▶ _EXERCISE DESCRIPTION_
Make your reply a word-for-word repeat of the records.

[Dataset excerpts]
· · · ·

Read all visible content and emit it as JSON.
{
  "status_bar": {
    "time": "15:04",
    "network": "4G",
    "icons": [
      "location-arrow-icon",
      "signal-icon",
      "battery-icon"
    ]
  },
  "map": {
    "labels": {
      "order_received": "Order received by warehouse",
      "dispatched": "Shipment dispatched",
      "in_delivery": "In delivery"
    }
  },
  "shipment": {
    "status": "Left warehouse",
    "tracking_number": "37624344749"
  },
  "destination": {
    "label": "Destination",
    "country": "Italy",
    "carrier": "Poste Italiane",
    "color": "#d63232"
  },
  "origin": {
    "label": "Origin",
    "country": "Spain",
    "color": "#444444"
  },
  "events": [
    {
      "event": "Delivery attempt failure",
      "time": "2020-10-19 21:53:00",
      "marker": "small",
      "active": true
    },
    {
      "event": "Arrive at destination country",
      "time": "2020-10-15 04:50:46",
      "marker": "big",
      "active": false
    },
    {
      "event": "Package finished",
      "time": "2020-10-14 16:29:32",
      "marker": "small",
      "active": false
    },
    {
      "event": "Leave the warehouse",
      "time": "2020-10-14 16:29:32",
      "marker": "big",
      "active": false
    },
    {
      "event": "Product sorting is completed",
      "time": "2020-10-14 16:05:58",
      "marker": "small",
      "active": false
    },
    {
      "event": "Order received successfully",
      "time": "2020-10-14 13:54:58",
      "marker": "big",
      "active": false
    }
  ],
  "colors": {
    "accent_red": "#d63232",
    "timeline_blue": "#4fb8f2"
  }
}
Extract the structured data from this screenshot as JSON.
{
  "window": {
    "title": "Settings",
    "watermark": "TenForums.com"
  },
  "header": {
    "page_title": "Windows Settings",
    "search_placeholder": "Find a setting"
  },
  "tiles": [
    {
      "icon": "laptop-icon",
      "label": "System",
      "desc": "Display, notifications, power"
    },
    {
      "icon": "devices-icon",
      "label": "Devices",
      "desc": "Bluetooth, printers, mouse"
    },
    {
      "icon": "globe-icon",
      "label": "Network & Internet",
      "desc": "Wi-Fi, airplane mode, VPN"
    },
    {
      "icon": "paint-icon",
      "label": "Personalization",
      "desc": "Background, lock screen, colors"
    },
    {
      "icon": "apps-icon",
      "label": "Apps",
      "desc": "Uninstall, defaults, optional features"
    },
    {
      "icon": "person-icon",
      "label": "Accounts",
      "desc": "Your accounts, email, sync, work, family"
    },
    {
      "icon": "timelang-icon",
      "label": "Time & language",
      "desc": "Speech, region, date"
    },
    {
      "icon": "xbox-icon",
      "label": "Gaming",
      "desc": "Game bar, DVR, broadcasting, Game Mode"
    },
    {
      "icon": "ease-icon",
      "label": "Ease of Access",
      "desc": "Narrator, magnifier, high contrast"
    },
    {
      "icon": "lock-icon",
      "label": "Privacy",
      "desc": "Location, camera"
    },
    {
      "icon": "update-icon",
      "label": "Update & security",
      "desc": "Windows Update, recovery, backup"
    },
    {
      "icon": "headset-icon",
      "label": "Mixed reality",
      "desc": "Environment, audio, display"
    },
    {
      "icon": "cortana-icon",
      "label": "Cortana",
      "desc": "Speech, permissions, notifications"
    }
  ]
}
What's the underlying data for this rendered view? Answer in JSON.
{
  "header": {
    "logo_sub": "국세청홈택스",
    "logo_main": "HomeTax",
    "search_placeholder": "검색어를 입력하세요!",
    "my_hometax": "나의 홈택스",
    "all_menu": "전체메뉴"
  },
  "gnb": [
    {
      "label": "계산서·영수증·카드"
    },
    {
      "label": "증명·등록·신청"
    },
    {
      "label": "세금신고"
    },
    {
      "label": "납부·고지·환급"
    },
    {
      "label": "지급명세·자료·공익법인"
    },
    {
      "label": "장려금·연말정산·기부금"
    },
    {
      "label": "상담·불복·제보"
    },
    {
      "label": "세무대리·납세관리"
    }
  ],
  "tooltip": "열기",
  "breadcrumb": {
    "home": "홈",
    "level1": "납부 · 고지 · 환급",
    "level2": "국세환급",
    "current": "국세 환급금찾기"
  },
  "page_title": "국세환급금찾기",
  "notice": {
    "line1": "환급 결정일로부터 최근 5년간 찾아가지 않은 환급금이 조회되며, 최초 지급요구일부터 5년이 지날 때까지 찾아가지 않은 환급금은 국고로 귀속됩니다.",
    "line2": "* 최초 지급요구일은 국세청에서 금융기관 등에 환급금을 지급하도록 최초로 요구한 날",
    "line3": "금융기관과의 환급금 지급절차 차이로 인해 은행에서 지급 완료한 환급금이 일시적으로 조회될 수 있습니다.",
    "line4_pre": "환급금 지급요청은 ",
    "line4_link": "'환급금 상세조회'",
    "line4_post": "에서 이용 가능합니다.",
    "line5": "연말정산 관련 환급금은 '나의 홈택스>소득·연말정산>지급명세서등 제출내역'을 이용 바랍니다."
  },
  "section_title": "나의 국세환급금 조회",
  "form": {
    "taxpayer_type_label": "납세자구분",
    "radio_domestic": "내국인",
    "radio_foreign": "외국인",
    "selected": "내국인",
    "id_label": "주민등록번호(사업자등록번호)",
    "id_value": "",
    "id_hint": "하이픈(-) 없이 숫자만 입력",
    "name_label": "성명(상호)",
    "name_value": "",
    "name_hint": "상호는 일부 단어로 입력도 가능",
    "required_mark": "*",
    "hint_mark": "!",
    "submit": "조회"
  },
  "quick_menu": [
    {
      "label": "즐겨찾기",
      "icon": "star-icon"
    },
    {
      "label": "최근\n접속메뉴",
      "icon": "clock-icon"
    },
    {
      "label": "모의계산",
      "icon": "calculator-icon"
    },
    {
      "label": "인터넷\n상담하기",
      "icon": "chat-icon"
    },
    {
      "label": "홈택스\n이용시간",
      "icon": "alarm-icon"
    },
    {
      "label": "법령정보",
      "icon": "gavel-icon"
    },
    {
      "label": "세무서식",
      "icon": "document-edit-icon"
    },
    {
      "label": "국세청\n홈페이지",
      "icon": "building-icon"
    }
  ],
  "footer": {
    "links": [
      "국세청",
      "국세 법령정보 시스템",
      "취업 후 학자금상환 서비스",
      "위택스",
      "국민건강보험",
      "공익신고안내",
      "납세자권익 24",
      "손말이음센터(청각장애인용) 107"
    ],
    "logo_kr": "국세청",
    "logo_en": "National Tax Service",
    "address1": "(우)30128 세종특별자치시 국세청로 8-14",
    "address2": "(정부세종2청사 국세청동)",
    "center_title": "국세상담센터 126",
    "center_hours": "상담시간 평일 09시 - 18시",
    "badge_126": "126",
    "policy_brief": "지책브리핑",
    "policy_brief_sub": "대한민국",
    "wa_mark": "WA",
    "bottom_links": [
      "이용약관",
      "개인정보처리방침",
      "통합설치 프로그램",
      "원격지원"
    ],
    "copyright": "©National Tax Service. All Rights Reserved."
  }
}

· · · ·

▶ _RESPONSE_
Read all visible content and emit it as JSON.
{
  "status_bar": {
    "time": "15:04",
    "network": "4G",
    "icons": [
      "location-arrow-icon",
      "signal-icon",
      "battery-icon"
    ]
  },
  "map": {
    "labels": {
      "order_received": "Order received by warehouse",
      "dispatched": "Shipment dispatched",
      "in_delivery": "In delivery"
    }
  },
  "shipment": {
    "status": "Left warehouse",
    "tracking_number": "37624344749"
  },
  "destination": {
    "label": "Destination",
    "country": "Italy",
    "carrier": "Poste Italiane",
    "color": "#d63232"
  },
  "origin": {
    "label": "Origin",
    "country": "Spain",
    "color": "#444444"
  },
  "events": [
    {
      "event": "Delivery attempt failure",
      "time": "2020-10-19 21:53:00",
      "marker": "small",
      "active": true
    },
    {
      "event": "Arrive at destination country",
      "time": "2020-10-15 04:50:46",
      "marker": "big",
      "active": false
    },
    {
      "event": "Package finished",
      "time": "2020-10-14 16:29:32",
      "marker": "small",
      "active": false
    },
    {
      "event": "Leave the warehouse",
      "time": "2020-10-14 16:29:32",
      "marker": "big",
      "active": false
    },
    {
      "event": "Product sorting is completed",
      "time": "2020-10-14 16:05:58",
      "marker": "small",
      "active": false
    },
    {
      "event": "Order received successfully",
      "time": "2020-10-14 13:54:58",
      "marker": "big",
      "active": false
    }
  ],
  "colors": {
    "accent_red": "#d63232",
    "timeline_blue": "#4fb8f2"
  }
}
Extract the structured data from this screenshot as JSON.
{
  "window": {
    "title": "Settings",
    "watermark": "TenForums.com"
  },
  "header": {
    "page_title": "Windows Settings",
    "search_placeholder": "Find a setting"
  },
  "tiles": [
    {
      "icon": "laptop-icon",
      "label": "System",
      "desc": "Display, notifications, power"
    },
    {
      "icon": "devices-icon",
      "label": "Devices",
      "desc": "Bluetooth, printers, mouse"
    },
    {
      "icon": "globe-icon",
      "label": "Network & Internet",
      "desc": "Wi-Fi, airplane mode, VPN"
    },
    {
      "icon": "paint-icon",
      "label": "Personalization",
      "desc": "Background, lock screen, colors"
    },
    {
      "icon": "apps-icon",
      "label": "Apps",
      "desc": "Uninstall, defaults, optional features"
    },
    {
      "icon": "person-icon",
      "label": "Accounts",
      "desc": "Your accounts, email, sync, work, family"
    },
    {
      "icon": "timelang-icon",
      "label": "Time & language",
      "desc": "Speech, region, date"
    },
    {
      "icon": "xbox-icon",
      "label": "Gaming",
      "desc": "Game bar, DVR, broadcasting, Game Mode"
    },
    {
      "icon": "ease-icon",
      "label": "Ease of Access",
      "desc": "Narrator, magnifier, high contrast"
    },
    {
      "icon": "lock-icon",
      "label": "Privacy",
      "desc": "Location, camera"
    },
    {
      "icon": "update-icon",
      "label": "Update & security",
      "desc": "Windows Update, recovery, backup"
    },
    {
      "icon": "headset-icon",
      "label": "Mixed reality",
      "desc": "Environment, audio, display"
    },
    {
      "icon": "cortana-icon",
      "label": "Cortana",
      "desc": "Speech, permissions, notifications"
    }
  ]
}
What's the underlying data for this rendered view? Answer in JSON.
{
  "header": {
    "logo_sub": "국세청홈택스",
    "logo_main": "HomeTax",
    "search_placeholder": "검색어를 입력하세요!",
    "my_hometax": "나의 홈택스",
    "all_menu": "전체메뉴"
  },
  "gnb": [
    {
      "label": "계산서·영수증·카드"
    },
    {
      "label": "증명·등록·신청"
    },
    {
      "label": "세금신고"
    },
    {
      "label": "납부·고지·환급"
    },
    {
      "label": "지급명세·자료·공익법인"
    },
    {
      "label": "장려금·연말정산·기부금"
    },
    {
      "label": "상담·불복·제보"
    },
    {
      "label": "세무대리·납세관리"
    }
  ],
  "tooltip": "열기",
  "breadcrumb": {
    "home": "홈",
    "level1": "납부 · 고지 · 환급",
    "level2": "국세환급",
    "current": "국세 환급금찾기"
  },
  "page_title": "국세환급금찾기",
  "notice": {
    "line1": "환급 결정일로부터 최근 5년간 찾아가지 않은 환급금이 조회되며, 최초 지급요구일부터 5년이 지날 때까지 찾아가지 않은 환급금은 국고로 귀속됩니다.",
    "line2": "* 최초 지급요구일은 국세청에서 금융기관 등에 환급금을 지급하도록 최초로 요구한 날",
    "line3": "금융기관과의 환급금 지급절차 차이로 인해 은행에서 지급 완료한 환급금이 일시적으로 조회될 수 있습니다.",
    "line4_pre": "환급금 지급요청은 ",
    "line4_link": "'환급금 상세조회'",
    "line4_post": "에서 이용 가능합니다.",
    "line5": "연말정산 관련 환급금은 '나의 홈택스>소득·연말정산>지급명세서등 제출내역'을 이용 바랍니다."
  },
  "section_title": "나의 국세환급금 조회",
  "form": {
    "taxpayer_type_label": "납세자구분",
    "radio_domestic": "내국인",
    "radio_foreign": "외국인",
    "selected": "내국인",
    "id_label": "주민등록번호(사업자등록번호)",
    "id_value": "",
    "id_hint": "하이픈(-) 없이 숫자만 입력",
    "name_label": "성명(상호)",
    "name_value": "",
    "name_hint": "상호는 일부 단어로 입력도 가능",
    "required_mark": "*",
    "hint_mark": "!",
    "submit": "조회"
  },
  "quick_menu": [
    {
      "label": "즐겨찾기",
      "icon": "star-icon"
    },
    {
      "label": "최근\n접속메뉴",
      "icon": "clock-icon"
    },
    {
      "label": "모의계산",
      "icon": "calculator-icon"
    },
    {
      "label": "인터넷\n상담하기",
      "icon": "chat-icon"
    },
    {
      "label": "홈택스\n이용시간",
      "icon": "alarm-icon"
    },
    {
      "label": "법령정보",
      "icon": "gavel-icon"
    },
    {
      "label": "세무서식",
      "icon": "document-edit-icon"
    },
    {
      "label": "국세청\n홈페이지",
      "icon": "building-icon"
    }
  ],
  "footer": {
    "links": [
      "국세청",
      "국세 법령정보 시스템",
      "취업 후 학자금상환 서비스",
      "위택스",
      "국민건강보험",
      "공익신고안내",
      "납세자권익 24",
      "손말이음센터(청각장애인용) 107"
    ],
    "logo_kr": "국세청",
    "logo_en": "National Tax Service",
    "address1": "(우)30128 세종특별자치시 국세청로 8-14",
    "address2": "(정부세종2청사 국세청동)",
    "center_title": "국세상담센터 126",
    "center_hours": "상담시간 평일 09시 - 18시",
    "badge_126": "126",
    "policy_brief": "지책브리핑",
    "policy_brief_sub": "대한민국",
    "wa_mark": "WA",
    "bottom_links": [
      "이용약관",
      "개인정보처리방침",
      "통합설치 프로그램",
      "원격지원"
    ],
    "copyright": "©National Tax Service. All Rights Reserved."
  }
}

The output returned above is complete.